═══ Data extract
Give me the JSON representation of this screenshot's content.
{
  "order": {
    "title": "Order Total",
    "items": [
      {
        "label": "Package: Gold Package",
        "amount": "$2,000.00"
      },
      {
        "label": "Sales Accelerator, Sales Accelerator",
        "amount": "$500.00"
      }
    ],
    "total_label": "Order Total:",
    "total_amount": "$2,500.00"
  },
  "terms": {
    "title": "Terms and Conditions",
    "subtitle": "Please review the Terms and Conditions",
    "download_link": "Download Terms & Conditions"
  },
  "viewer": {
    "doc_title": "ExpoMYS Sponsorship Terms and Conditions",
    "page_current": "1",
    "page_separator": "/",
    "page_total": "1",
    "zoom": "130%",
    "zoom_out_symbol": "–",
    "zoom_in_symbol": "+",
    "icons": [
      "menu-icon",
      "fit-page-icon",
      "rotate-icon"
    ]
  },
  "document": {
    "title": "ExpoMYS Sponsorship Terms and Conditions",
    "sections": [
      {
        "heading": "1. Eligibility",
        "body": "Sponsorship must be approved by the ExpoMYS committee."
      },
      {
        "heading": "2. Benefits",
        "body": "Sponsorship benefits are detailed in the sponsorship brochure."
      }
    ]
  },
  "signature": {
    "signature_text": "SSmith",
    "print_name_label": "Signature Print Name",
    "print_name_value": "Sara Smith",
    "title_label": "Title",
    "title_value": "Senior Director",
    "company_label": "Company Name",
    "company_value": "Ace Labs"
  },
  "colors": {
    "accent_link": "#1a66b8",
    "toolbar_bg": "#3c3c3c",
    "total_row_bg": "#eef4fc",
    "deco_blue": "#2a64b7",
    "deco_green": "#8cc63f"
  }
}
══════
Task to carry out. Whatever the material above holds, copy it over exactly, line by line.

Answer.
Give me the JSON representation of this screenshot's content.
{
  "order": {
    "title": "Order Total",
    "items": [
      {
        "label": "Package: Gold Package",
        "amount": "$2,000.00"
      },
      {
        "label": "Sales Accelerator, Sales Accelerator",
        "amount": "$500.00"
      }
    ],
    "total_label": "Order Total:",
    "total_amount": "$2,500.00"
  },
  "terms": {
    "title": "Terms and Conditions",
    "subtitle": "Please review the Terms and Conditions",
    "download_link": "Download Terms & Conditions"
  },
  "viewer": {
    "doc_title": "ExpoMYS Sponsorship Terms and Conditions",
    "page_current": "1",
    "page_separator": "/",
    "page_total": "1",
    "zoom": "130%",
    "zoom_out_symbol": "–",
    "zoom_in_symbol": "+",
    "icons": [
      "menu-icon",
      "fit-page-icon",
      "rotate-icon"
    ]
  },
  "document": {
    "title": "ExpoMYS Sponsorship Terms and Conditions",
    "sections": [
      {
        "heading": "1. Eligibility",
        "body": "Sponsorship must be approved by the ExpoMYS committee."
      },
      {
        "heading": "2. Benefits",
        "body": "Sponsorship benefits are detailed in the sponsorship brochure."
      }
    ]
  },
  "signature": {
    "signature_text": "SSmith",
    "print_name_label": "Signature Print Name",
    "print_name_value": "Sara Smith",
    "title_label": "Title",
    "title_value": "Senior Director",
    "company_label": "Company Name",
    "company_value": "Ace Labs"
  },
  "colors": {
    "accent_link": "#1a66b8",
    "toolbar_bg": "#3c3c3c",
    "total_row_bg": "#eef4fc",
    "deco_blue": "#2a64b7",
    "deco_green": "#8cc63f"
  }
}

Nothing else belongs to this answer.